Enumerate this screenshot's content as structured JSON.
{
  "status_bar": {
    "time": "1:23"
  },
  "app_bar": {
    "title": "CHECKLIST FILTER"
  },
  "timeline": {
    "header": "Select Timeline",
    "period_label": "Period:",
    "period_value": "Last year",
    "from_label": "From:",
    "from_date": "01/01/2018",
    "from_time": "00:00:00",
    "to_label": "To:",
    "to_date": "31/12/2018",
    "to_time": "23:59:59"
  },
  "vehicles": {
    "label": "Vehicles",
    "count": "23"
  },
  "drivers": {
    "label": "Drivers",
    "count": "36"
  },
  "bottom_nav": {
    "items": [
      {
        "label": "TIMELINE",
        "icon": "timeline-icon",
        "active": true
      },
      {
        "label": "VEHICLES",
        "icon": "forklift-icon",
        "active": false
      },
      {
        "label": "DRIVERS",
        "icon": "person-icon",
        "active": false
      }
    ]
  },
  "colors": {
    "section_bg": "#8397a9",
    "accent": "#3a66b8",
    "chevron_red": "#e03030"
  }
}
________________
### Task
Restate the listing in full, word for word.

### Solution to this exercise
Enumerate this screenshot's content as structured JSON.
{
  "status_bar": {
    "time": "1:23"
  },
  "app_bar": {
    "title": "CHECKLIST FILTER"
  },
  "timeline": {
    "header": "Select Timeline",
    "period_label": "Period:",
    "period_value": "Last year",
    "from_label": "From:",
    "from_date": "01/01/2018",
    "from_time": "00:00:00",
    "to_label": "To:",
    "to_date": "31/12/2018",
    "to_time": "23:59:59"
  },
  "vehicles": {
    "label": "Vehicles",
    "count": "23"
  },
  "drivers": {
    "label": "Drivers",
    "count": "36"
  },
  "bottom_nav": {
    "items": [
      {
        "label": "TIMELINE",
        "icon": "timeline-icon",
        "active": true
      },
      {
        "label": "VEHICLES",
        "icon": "forklift-icon",
        "active": false
      },
      {
        "label": "DRIVERS",
        "icon": "person-icon",
        "active": false
      }
    ]
  },
  "colors": {
    "section_bg": "#8397a9",
    "accent": "#3a66b8",
    "chevron_red": "#e03030"
  }
}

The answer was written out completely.